Methods: Mothers with epilepsy were recruited from specialist epilepsy clinics and obstetric clinics from the Liverpool and Manchester region. The mothers and their children were recruited without prior knowledge of their AED treatment during pregnancy or the health of the offspring. A battery of neuropsychological tests was applied to each mother-child pair in order to obtain a neuropsychological profile for each child.
Results: Neuropsychological investigation was performed on 249 children between the ages of 6 and 16. Children exposed to sodium valproate had a significantly lower verbal IQ when compared to children exposed to other antiepileptic drugs or not exposed at all. The same children were more likely to have an IQ below 69 and more likely to have memory impairment when compared to the other groups. The mothers' IQ, exposure to sodium valproate, and the number of tonic-clonic seizures during pregnancy were significant predictors of verbal IQ in this population.

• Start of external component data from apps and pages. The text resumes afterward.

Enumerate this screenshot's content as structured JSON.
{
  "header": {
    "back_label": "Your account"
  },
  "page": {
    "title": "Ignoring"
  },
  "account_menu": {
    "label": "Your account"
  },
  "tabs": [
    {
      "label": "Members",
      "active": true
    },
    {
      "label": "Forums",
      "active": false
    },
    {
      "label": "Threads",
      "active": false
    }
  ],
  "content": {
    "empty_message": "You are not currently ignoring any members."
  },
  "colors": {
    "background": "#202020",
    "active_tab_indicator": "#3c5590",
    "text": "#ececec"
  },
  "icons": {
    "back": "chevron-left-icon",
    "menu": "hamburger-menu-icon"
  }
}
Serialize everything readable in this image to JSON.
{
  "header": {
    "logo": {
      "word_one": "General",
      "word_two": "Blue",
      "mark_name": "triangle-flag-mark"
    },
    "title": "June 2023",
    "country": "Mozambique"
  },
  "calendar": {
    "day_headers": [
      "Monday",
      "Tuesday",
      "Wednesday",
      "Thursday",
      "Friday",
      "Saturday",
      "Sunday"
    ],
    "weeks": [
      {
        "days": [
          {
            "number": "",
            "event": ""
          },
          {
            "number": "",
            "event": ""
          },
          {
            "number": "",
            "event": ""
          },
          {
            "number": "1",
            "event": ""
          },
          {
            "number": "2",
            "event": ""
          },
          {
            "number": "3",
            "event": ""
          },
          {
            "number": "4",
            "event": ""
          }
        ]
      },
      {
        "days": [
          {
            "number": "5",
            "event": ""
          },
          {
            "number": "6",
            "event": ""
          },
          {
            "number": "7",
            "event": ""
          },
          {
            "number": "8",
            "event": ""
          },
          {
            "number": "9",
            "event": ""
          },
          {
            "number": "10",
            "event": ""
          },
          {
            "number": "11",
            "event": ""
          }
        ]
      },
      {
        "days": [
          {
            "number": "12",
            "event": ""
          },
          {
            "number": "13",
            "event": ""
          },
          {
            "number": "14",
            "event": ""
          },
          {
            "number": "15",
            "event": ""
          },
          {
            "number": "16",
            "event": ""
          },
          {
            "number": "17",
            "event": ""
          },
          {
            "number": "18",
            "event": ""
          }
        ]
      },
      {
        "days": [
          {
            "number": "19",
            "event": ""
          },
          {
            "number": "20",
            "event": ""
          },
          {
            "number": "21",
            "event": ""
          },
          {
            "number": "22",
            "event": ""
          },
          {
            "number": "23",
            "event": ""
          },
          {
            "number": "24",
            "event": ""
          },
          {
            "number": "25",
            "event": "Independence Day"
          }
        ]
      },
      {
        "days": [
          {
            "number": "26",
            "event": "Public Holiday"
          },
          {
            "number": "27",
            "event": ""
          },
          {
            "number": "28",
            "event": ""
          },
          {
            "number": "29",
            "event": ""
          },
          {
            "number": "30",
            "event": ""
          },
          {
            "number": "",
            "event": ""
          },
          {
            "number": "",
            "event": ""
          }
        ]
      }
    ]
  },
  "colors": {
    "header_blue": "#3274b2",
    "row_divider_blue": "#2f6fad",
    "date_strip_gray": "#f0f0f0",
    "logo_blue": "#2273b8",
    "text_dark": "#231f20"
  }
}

Conclusions: This retrospective study highlights the potential harmful effects of sodium valproate exposure in utero on neuropsychological development.